## Brief
Without changing a single character, write out every record below.

*** Records shown Section Begins ***

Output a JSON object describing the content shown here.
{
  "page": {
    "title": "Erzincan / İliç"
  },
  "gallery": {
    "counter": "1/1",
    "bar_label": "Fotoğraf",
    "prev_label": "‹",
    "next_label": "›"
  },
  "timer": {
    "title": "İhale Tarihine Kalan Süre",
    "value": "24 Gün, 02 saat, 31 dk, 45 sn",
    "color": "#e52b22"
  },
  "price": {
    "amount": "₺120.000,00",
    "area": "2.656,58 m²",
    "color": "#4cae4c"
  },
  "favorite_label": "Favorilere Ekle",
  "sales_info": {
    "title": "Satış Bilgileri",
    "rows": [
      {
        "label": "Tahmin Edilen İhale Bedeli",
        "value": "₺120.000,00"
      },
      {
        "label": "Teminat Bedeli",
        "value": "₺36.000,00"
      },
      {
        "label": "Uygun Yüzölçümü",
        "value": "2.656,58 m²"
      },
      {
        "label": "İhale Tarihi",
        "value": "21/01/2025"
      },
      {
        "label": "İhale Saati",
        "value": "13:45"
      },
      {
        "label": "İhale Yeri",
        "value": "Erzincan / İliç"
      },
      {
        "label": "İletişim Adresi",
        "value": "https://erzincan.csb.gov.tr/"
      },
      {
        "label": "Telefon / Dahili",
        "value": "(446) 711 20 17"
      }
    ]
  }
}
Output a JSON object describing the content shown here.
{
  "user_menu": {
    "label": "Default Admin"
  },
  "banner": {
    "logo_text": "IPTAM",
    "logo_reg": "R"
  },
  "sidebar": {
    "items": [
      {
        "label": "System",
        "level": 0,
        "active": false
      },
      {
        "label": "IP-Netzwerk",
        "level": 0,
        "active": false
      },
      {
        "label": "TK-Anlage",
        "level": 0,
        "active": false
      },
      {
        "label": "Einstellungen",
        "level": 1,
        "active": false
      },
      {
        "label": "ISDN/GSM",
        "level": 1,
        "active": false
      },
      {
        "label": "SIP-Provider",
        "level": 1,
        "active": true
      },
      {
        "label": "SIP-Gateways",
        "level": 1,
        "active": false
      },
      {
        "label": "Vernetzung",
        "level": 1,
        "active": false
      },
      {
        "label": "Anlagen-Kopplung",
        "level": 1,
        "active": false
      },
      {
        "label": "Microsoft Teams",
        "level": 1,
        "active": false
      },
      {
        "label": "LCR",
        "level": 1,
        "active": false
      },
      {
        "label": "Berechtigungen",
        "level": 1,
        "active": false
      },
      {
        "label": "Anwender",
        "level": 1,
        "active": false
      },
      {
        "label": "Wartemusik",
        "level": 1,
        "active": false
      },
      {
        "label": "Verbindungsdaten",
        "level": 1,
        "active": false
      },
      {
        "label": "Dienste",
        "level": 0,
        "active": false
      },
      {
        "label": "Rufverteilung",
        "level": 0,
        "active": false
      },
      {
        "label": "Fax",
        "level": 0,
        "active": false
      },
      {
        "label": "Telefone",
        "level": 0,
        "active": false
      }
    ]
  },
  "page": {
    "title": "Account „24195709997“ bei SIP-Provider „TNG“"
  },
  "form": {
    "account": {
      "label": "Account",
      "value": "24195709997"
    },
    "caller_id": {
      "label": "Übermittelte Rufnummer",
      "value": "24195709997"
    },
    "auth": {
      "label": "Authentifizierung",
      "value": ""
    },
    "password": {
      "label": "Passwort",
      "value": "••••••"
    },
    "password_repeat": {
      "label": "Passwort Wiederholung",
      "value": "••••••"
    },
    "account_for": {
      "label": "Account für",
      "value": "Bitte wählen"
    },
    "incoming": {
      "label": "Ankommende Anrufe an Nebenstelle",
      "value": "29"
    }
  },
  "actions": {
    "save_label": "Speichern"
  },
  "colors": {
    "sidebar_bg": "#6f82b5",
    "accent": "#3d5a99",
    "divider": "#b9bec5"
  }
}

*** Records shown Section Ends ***

## Response below
Output a JSON object describing the content shown here.
{
  "page": {
    "title": "Erzincan / İliç"
  },
  "gallery": {
    "counter": "1/1",
    "bar_label": "Fotoğraf",
    "prev_label": "‹",
    "next_label": "›"
  },
  "timer": {
    "title": "İhale Tarihine Kalan Süre",
    "value": "24 Gün, 02 saat, 31 dk, 45 sn",
    "color": "#e52b22"
  },
  "price": {
    "amount": "₺120.000,00",
    "area": "2.656,58 m²",
    "color": "#4cae4c"
  },
  "favorite_label": "Favorilere Ekle",
  "sales_info": {
    "title": "Satış Bilgileri",
    "rows": [
      {
        "label": "Tahmin Edilen İhale Bedeli",
        "value": "₺120.000,00"
      },
      {
        "label": "Teminat Bedeli",
        "value": "₺36.000,00"
      },
      {
        "label": "Uygun Yüzölçümü",
        "value": "2.656,58 m²"
      },
      {
        "label": "İhale Tarihi",
        "value": "21/01/2025"
      },
      {
        "label": "İhale Saati",
        "value": "13:45"
      },
      {
        "label": "İhale Yeri",
        "value": "Erzincan / İliç"
      },
      {
        "label": "İletişim Adresi",
        "value": "https://erzincan.csb.gov.tr/"
      },
      {
        "label": "Telefon / Dahili",
        "value": "(446) 711 20 17"
      }
    ]
  }
}
Output a JSON object describing the content shown here.
{
  "user_menu": {
    "label": "Default Admin"
  },
  "banner": {
    "logo_text": "IPTAM",
    "logo_reg": "R"
  },
  "sidebar": {
    "items": [
      {
        "label": "System",
        "level": 0,
        "active": false
      },
      {
        "label": "IP-Netzwerk",
        "level": 0,
        "active": false
      },
      {
        "label": "TK-Anlage",
        "level": 0,
        "active": false
      },
      {
        "label": "Einstellungen",
        "level": 1,
        "active": false
      },
      {
        "label": "ISDN/GSM",
        "level": 1,
        "active": false
      },
      {
        "label": "SIP-Provider",
        "level": 1,
        "active": true
      },
      {
        "label": "SIP-Gateways",
        "level": 1,
        "active": false
      },
      {
        "label": "Vernetzung",
        "level": 1,
        "active": false
      },
      {
        "label": "Anlagen-Kopplung",
        "level": 1,
        "active": false
      },
      {
        "label": "Microsoft Teams",
        "level": 1,
        "active": false
      },
      {
        "label": "LCR",
        "level": 1,
        "active": false
      },
      {
        "label": "Berechtigungen",
        "level": 1,
        "active": false
      },
      {
        "label": "Anwender",
        "level": 1,
        "active": false
      },
      {
        "label": "Wartemusik",
        "level": 1,
        "active": false
      },
      {
        "label": "Verbindungsdaten",
        "level": 1,
        "active": false
      },
      {
        "label": "Dienste",
        "level": 0,
        "active": false
      },
      {
        "label": "Rufverteilung",
        "level": 0,
        "active": false
      },
      {
        "label": "Fax",
        "level": 0,
        "active": false
      },
      {
        "label": "Telefone",
        "level": 0,
        "active": false
      }
    ]
  },
  "page": {
    "title": "Account „24195709997“ bei SIP-Provider „TNG“"
  },
  "form": {
    "account": {
      "label": "Account",
      "value": "24195709997"
    },
    "caller_id": {
      "label": "Übermittelte Rufnummer",
      "value": "24195709997"
    },
    "auth": {
      "label": "Authentifizierung",
      "value": ""
    },
    "password": {
      "label": "Passwort",
      "value": "••••••"
    },
    "password_repeat": {
      "label": "Passwort Wiederholung",
      "value": "••••••"
    },
    "account_for": {
      "label": "Account für",
      "value": "Bitte wählen"
    },
    "incoming": {
      "label": "Ankommende Anrufe an Nebenstelle",
      "value": "29"
    }
  },
  "actions": {
    "save_label": "Speichern"
  },
  "colors": {
    "sidebar_bg": "#6f82b5",
    "accent": "#3d5a99",
    "divider": "#b9bec5"
  }
}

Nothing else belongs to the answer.